Next Steps The Government will continue to work to strengthen the resilience of the economy, to maximise opportunities, manage risk on the domestic and external fronts and to prepare our economy for the challenges of Brexit.
In this context, Government will take a prudent and sensible approach to Budget 2020. The Government is currently planning based on two budgetary scenarios, as set out in the recently published Summer Economic Statement. Scenario A sets out the environment relating to an orderly Brexit, with Scenario B outlining an alternative situation in the case of a disorderly Brexit (see below). Over the summer, the Government will monitor developments in the UK closely and will decide which scenario is the most likely and base Budget 2020 on that.
o Scenario A: Orderly Brexit: the economy continues to grow at a robust pace of 3.3 per cent in 2020 and overheating risks must be managed. Decisions in relation to the allocation between tax and expenditure of the total unallocated amount of €0.7 billion will be made during the budgetary process, with the Government targeting a headline surplus of 0.4 per cent of GDP next year.
o Scenario B: Disorderly Brexit: While overheating risks dissipate, automatic stabilisers kick in (i.e., automatic counter-cyclical support that the public finances provide to the economy through, for instance, welfare payments due to higher unemployment numbers and lower tax collections on the revenue side, which helps cushion aggregate demand). In addition to the automatic stabilisers, there will be a requirement for a number of targeted temporary supports for sectors most affected, particularly in the areas of agriculture and enterprise. The general government balance would be expected to deteriorate by more than €6 billion in 2020 to a deficit of ½ to –1½ per cent of GDP.

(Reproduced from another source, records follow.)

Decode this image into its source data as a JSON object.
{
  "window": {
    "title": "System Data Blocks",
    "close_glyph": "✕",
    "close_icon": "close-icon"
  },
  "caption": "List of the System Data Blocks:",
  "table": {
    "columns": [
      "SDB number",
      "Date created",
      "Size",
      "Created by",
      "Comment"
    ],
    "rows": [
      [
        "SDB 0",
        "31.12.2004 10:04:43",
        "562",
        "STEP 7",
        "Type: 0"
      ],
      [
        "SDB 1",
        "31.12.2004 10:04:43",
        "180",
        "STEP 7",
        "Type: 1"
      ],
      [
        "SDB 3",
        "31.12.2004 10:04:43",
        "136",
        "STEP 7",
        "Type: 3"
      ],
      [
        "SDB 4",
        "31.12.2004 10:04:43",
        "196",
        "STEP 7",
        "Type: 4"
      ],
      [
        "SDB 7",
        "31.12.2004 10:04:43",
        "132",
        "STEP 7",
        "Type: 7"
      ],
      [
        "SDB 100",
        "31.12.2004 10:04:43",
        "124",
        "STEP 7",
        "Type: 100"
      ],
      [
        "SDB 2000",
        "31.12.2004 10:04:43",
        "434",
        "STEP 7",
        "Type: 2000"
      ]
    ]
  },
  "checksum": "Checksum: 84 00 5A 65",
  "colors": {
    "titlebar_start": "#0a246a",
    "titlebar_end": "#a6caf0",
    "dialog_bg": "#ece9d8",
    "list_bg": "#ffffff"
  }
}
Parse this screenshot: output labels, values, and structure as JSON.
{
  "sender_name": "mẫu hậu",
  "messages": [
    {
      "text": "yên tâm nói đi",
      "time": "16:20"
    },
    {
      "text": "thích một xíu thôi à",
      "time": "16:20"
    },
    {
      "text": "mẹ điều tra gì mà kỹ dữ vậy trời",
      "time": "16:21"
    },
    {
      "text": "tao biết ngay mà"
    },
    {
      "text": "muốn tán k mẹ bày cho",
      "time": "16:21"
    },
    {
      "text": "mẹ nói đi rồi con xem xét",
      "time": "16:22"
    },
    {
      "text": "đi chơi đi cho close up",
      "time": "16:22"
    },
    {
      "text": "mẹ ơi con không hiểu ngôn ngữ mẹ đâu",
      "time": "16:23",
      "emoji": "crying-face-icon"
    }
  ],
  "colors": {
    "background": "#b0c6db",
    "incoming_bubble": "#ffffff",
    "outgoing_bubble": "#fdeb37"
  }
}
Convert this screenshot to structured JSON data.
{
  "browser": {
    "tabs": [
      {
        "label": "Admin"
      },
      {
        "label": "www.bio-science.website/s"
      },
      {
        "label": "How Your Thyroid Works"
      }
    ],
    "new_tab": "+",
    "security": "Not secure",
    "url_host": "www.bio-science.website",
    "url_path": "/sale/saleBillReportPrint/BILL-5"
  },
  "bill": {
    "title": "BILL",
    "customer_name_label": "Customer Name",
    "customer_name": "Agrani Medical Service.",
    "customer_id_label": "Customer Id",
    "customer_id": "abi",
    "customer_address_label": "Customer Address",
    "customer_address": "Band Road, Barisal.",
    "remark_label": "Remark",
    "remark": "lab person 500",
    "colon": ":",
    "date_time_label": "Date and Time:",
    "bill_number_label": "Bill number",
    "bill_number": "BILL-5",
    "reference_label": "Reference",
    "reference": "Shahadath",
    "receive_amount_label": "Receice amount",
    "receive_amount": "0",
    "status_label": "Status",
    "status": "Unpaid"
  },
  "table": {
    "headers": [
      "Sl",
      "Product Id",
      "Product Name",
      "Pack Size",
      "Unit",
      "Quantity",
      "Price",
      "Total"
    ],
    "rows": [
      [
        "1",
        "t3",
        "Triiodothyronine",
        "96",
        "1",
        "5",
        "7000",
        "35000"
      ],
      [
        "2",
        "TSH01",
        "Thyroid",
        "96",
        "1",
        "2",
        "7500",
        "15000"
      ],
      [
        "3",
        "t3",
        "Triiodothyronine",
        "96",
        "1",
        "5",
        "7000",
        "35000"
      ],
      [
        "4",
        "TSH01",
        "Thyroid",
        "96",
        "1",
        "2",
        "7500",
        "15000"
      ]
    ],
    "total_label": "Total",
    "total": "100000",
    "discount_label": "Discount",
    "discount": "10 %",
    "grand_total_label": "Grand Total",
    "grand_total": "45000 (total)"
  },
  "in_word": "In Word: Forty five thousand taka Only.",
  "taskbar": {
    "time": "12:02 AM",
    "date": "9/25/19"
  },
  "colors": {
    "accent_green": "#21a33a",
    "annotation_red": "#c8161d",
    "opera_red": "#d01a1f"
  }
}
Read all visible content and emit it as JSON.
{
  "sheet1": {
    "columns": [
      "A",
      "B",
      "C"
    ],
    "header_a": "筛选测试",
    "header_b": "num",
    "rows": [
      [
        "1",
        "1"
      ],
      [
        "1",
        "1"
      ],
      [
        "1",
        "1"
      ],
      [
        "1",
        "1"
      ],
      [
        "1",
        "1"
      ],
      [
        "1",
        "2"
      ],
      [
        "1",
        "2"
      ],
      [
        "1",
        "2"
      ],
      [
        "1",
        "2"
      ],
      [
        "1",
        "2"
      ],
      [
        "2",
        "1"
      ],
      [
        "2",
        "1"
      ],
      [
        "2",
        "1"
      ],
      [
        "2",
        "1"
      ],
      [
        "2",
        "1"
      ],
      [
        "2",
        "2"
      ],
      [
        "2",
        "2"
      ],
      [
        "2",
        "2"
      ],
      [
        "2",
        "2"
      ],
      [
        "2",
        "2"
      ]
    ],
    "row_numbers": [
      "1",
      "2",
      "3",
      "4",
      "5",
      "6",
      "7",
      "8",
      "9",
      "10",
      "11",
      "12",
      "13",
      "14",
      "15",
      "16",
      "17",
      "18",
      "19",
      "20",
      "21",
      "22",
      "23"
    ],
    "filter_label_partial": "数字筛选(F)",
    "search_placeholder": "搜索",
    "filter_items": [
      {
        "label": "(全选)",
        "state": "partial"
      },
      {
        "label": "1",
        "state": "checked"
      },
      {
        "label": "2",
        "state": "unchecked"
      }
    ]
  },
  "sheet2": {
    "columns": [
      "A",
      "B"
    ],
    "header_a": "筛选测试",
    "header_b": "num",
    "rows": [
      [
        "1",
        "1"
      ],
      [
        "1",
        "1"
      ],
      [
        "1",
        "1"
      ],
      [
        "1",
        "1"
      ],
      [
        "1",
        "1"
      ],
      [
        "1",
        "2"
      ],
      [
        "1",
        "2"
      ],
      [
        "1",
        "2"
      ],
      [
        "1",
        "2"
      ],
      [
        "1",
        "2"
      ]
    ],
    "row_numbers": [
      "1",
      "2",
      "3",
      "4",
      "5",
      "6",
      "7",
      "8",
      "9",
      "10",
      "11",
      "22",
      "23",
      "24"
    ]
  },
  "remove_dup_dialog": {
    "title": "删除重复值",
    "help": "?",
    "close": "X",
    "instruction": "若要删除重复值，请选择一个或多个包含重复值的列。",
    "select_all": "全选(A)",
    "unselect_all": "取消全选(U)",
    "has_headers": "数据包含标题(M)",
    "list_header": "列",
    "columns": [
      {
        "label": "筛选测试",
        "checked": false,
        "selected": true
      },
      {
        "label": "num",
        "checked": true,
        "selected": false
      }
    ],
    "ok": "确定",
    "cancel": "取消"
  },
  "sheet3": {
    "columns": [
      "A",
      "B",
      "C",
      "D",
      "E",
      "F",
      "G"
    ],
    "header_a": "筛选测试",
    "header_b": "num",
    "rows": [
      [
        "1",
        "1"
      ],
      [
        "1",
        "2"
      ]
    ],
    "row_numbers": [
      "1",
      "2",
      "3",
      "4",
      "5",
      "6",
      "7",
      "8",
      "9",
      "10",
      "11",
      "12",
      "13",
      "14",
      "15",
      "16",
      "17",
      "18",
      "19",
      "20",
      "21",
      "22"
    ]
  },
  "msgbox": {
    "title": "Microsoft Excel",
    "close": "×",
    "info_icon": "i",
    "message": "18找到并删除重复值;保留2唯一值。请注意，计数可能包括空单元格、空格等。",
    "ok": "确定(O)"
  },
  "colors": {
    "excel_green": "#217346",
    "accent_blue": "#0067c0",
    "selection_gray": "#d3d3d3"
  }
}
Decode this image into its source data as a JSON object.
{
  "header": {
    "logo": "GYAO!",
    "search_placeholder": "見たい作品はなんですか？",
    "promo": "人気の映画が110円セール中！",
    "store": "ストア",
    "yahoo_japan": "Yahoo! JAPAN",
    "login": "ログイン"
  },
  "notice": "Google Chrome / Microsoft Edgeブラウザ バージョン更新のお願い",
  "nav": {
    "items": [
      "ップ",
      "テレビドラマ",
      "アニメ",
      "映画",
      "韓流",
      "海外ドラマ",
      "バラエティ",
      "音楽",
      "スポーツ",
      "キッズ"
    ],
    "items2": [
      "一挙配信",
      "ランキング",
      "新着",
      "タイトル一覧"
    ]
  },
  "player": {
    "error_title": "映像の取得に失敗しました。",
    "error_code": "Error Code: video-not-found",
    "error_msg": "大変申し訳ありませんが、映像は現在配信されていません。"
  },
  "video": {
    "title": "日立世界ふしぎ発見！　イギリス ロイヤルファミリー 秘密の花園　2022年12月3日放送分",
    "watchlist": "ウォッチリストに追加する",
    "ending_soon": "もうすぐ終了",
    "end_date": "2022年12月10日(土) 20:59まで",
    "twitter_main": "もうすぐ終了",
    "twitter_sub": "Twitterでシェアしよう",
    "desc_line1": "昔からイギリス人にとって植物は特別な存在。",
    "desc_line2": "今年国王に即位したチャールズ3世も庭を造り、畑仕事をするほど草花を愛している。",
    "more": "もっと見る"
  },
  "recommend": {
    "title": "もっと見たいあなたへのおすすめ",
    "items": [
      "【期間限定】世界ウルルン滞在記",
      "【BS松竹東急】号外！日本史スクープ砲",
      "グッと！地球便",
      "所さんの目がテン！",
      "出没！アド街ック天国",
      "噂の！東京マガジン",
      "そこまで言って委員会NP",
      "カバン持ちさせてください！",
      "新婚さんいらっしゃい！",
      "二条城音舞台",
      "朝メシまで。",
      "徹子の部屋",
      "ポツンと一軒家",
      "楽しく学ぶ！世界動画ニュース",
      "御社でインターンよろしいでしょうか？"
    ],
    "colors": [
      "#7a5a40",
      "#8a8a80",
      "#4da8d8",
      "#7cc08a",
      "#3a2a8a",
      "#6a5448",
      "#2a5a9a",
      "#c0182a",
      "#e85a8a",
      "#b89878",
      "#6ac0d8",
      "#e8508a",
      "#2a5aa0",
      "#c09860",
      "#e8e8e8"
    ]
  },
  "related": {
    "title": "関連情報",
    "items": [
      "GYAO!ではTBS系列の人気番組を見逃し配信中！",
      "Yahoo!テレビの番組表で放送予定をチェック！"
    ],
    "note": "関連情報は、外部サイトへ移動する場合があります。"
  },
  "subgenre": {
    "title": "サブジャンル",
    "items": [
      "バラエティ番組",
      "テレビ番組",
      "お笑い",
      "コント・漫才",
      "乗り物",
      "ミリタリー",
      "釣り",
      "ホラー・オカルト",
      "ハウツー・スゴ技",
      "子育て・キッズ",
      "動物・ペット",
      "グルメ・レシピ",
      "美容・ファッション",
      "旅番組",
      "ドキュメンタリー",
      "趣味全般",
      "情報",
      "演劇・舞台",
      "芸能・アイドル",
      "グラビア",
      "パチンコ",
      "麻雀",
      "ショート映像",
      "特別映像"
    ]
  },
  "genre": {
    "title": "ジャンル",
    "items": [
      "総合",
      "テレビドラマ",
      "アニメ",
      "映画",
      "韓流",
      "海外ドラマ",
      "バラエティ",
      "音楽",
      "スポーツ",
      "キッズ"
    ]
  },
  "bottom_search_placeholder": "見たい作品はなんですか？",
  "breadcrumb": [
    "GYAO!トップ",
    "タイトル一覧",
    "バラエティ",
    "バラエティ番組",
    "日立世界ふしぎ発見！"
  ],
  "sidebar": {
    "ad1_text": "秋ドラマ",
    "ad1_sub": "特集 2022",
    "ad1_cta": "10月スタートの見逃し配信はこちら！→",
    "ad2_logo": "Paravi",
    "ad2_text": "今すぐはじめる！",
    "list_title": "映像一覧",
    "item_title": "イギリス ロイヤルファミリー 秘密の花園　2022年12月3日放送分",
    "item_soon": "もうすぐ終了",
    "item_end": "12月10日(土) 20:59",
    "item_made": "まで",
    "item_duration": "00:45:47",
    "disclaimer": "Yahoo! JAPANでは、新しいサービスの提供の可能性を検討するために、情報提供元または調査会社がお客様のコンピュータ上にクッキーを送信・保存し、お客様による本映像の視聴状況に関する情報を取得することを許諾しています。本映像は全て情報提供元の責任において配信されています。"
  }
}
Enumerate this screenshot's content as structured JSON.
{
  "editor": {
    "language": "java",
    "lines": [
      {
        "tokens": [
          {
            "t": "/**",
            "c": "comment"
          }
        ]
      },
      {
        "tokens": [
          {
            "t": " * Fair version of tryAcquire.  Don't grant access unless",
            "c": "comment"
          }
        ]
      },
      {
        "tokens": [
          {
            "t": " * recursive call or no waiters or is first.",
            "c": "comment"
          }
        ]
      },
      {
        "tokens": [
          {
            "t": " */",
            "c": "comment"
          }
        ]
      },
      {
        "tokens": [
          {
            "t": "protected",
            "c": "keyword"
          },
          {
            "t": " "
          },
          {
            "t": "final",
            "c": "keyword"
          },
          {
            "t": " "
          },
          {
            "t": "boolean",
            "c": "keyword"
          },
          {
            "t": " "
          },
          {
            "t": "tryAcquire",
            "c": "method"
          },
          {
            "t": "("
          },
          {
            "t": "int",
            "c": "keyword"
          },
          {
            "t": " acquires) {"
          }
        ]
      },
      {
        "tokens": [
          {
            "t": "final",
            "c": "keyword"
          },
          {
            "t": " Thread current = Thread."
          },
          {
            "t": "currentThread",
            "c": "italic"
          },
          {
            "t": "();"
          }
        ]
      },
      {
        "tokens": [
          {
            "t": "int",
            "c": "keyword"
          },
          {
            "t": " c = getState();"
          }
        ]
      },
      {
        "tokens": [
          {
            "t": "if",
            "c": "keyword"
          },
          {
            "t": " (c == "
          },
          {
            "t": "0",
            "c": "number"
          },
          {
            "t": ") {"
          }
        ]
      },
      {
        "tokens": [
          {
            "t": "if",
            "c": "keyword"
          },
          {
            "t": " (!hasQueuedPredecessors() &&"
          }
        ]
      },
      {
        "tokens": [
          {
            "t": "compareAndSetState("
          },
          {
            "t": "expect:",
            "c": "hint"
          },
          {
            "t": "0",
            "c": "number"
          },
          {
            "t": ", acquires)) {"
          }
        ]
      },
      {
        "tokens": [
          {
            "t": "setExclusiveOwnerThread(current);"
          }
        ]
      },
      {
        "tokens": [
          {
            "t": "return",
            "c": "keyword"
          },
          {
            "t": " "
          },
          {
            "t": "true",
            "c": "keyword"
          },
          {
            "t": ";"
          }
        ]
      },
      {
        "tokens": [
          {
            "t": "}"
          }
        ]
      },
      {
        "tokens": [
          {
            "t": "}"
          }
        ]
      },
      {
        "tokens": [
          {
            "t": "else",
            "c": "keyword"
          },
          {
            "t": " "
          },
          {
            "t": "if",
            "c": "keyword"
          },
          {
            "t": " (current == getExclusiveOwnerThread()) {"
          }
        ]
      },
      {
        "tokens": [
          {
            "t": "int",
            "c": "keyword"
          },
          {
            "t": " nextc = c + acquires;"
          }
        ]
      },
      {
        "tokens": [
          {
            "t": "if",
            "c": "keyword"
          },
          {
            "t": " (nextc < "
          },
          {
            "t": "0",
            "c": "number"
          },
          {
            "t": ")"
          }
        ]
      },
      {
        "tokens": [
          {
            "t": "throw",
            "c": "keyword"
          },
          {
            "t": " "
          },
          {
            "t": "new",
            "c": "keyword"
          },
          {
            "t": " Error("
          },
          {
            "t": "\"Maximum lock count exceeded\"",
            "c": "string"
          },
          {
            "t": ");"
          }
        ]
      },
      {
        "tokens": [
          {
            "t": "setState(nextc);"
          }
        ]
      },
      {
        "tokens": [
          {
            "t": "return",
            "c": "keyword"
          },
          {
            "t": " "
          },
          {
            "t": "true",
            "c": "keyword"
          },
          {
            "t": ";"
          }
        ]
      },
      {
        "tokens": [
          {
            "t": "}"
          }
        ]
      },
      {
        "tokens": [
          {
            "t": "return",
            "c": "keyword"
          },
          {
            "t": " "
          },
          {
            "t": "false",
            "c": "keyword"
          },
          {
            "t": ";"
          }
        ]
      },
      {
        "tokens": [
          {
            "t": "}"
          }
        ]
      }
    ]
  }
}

In the event of a no deal Brexit, the Government will implement a range of economic responses that will seek to mitigate the impact on vulnerable sectors and groups, within this macroeconomic framework. This approach will include:
o Targeted supports for vulnerable but viable sectors and enterprises;
o Labour market and activation interventions to support employees affected;
o Continued increased capital investment in accordance with Project Ireland 2040 which will act as a stimulus to the economy;
o Continued engagement with the European Commission and other Member States in respect of financial supports and flexibilities under State Aid rules and the Common Agricultural Policy